A request from Sunflower Diversified Services for a tax abatement for its property on West 10th Street brought this tax abatement issue to the fore, Daily said. There was concern that SDS operates a UPS store there, but it is still considered tax exempt.
While this matter was appealed to the state Board of Tax Appeals, there is a broader worry for the county and city from the loss of property tax revenue. But, this must be weighed against the economic development potential of abatements as incentives.
“You don’t want to give away the farm,” Daily said. He just thought it would be good for the city and county “to sing from the same book.”
He suggested a tiered system in which abatements are reduced annually over a period of years.
“So, from an economic development standpoint, we are seeing a lot of communities giving away the farm,” Biggs said. “It makes it very difficult to be competitive.”
She liked the tiered idea.
As for non-profits, there was a fear more property could fall into this category, further reducing revenues.

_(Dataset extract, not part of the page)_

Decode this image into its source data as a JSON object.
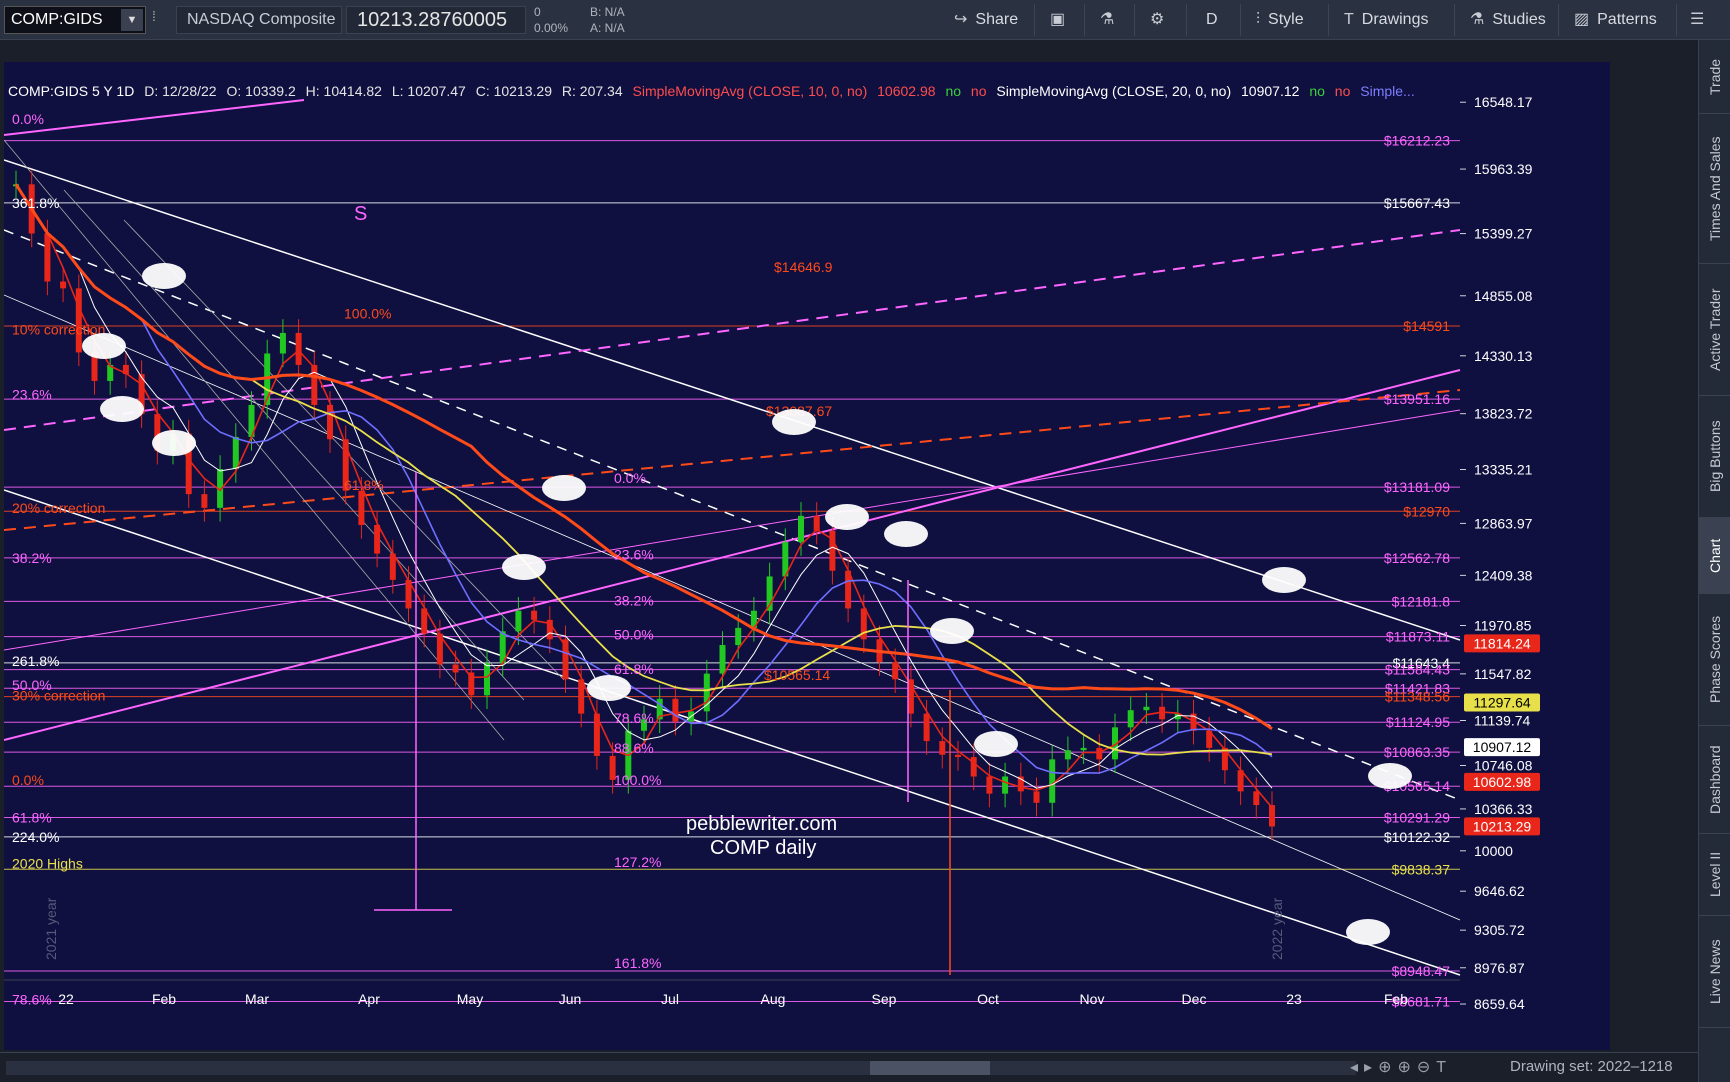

The thought was to seek legislative help from Topeka to help limit what can and can’t be considered tax exempt.
Both bodies agreed this was a problem.
As of last week, a total of 4,839 prime COVID vaccine doses and 3,107 booster doses have been given in Barton County, Hathcock said. This only includes the shots given through the Health Department.

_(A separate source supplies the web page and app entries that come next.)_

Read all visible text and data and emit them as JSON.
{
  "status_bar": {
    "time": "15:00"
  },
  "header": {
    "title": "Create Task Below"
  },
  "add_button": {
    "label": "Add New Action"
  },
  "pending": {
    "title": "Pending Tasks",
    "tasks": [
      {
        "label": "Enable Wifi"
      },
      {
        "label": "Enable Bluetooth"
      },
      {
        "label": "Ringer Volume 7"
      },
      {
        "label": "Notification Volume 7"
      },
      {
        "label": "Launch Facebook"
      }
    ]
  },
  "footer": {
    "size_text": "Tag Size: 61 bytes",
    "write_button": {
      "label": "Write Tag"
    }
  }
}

This brings the total to 24.8% of the county adult population being vaccinated.
The county had been using the Fair Board’s Expo III building west of Great Bend for its clinics, but had to move since that will be use for the Farm Show. The city has granted use of Brit Spaugh Park for this week’s clinic.
“We’ve have seen our numbers dwindle on prime doses through our drive-throughs,” he said. “ believe that will probably continue this week.”
Although the state is moving into Phase Five of Gov. Laura Kelly’s vaccination rollout plan, it has been the policy of the county not to turn anybody away regardless of the phase.
And, he said, the commission Monday morning rescinded the mass mandate or any future mandate from the state.
County plaque honors joint meeting
The Barton County Commission Monday night presented a plaque to the Great Bend City Council marking the first-ever joint meeting between the two governing bodies.
The memorial was the brainchild of District 3 Commissioner Shawn Hutchinson who showed it off during the commission meeting Monday morning. “The point of the plaque is that it is just a symbol of the new beginning. It’s a fresh start here, not just because of COVID, but the relations between the county and the city are going to get better. They’re going to be as good as they’ve ever been if I have anything to do with it,” he said.
“That’s part of why I ran for this office,” he said. “I just had the plaque made to commemorate tonight’s event.”
He paid for the commemoration, but when the commission approved presenting it, it also approved reimbursing Hutchinson for the expense.
It reads: “This plaque is to commemorate the joint session of the Great Bend City Council and Barton County Commission. This joint session is graciously hosted by the Great Bend City Council in the newly renovated Events Center on this day, Monday, March 29, 2021.” It includes both the city and county logos, as well as the names of council and commission members and administrators.
“This is great. This is awesome,” District 1 Commissioner Kirby Krier said of the combined meeting. Now, they may look to meet with other city councils throughout the county.
“Something that you don’t see very often is two governing bodies sitting down around the table together and discussing issues and coming up with solutions,” said commission Chairman Jim Daily, District 4. “It is more than just lip service. It is actually getting things done, and it’s certainly about time.”
“I’m excited about this as well as,” said District 2 Commissioner Barb Esfeld. “Meeting together will not only improve the services of the city and Barton County, it quite possibly could save tax dollars in the future.”